*What you are asked to do*
Where an image appears in the data, omit it and reproduce the rest exactly.
═════ Data in this exercise ═════
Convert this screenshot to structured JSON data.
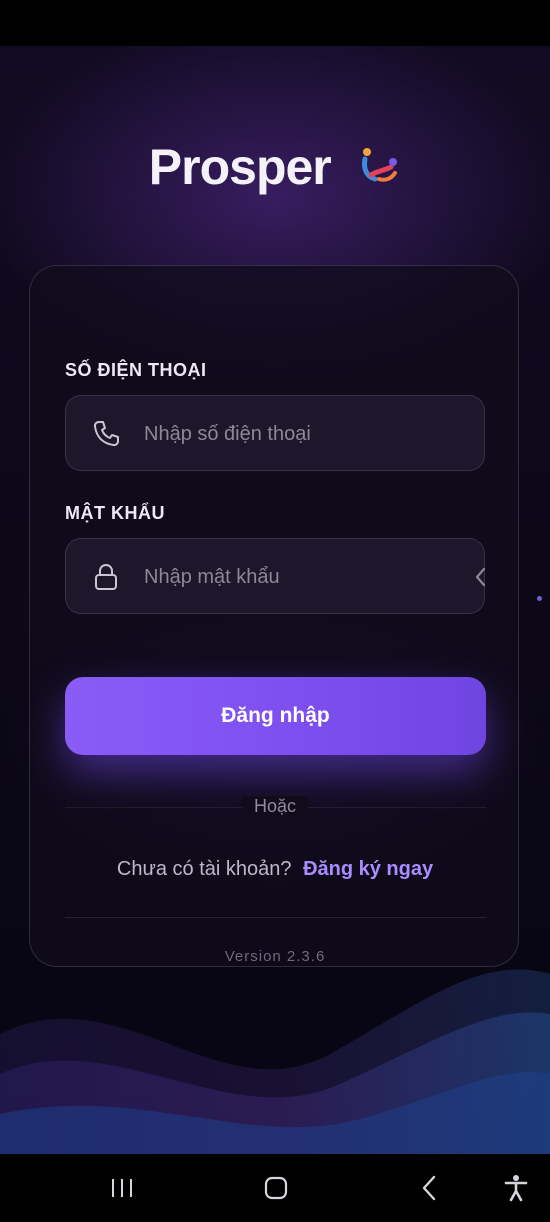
{
  "brand": {
    "name": "Prosper",
    "logo_icon": "colorful-figure-logo-icon"
  },
  "form": {
    "phone_label": "SỐ ĐIỆN THOẠI",
    "phone_placeholder": "Nhập số điện thoại",
    "phone_value": "",
    "phone_icon": "phone-icon",
    "password_label": "MẬT KHẨU",
    "password_placeholder": "Nhập mật khẩu",
    "password_value": "",
    "password_icon": "lock-icon",
    "login_button": "Đăng nhập",
    "or_text": "Hoặc",
    "no_account_text": "Chưa có tài khoản?",
    "register_link": "Đăng ký ngay",
    "version": "Version 2.3.6"
  },
  "navigation_bar": {
    "recents": "recents-icon",
    "home": "home-icon",
    "back": "back-icon",
    "accessibility": "accessibility-icon"
  },
  "colors": {
    "accent": "#8a5cf6",
    "link": "#a98cff",
    "background": "#0d0819"
  }
}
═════
*Response for this exercise*
Convert this screenshot to structured JSON data.
{
  "brand": {
    "name": "Prosper",
    "logo_icon": "colorful-figure-logo-icon"
  },
  "form": {
    "phone_label": "SỐ ĐIỆN THOẠI",
    "phone_placeholder": "Nhập số điện thoại",
    "phone_value": "",
    "phone_icon": "phone-icon",
    "password_label": "MẬT KHẨU",
    "password_placeholder": "Nhập mật khẩu",
    "password_value": "",
    "password_icon": "lock-icon",
    "login_button": "Đăng nhập",
    "or_text": "Hoặc",
    "no_account_text": "Chưa có tài khoản?",
    "register_link": "Đăng ký ngay",
    "version": "Version 2.3.6"
  },
  "navigation_bar": {
    "recents": "recents-icon",
    "home": "home-icon",
    "back": "back-icon",
    "accessibility": "accessibility-icon"
  },
  "colors": {
    "accent": "#8a5cf6",
    "link": "#a98cff",
    "background": "#0d0819"
  }
}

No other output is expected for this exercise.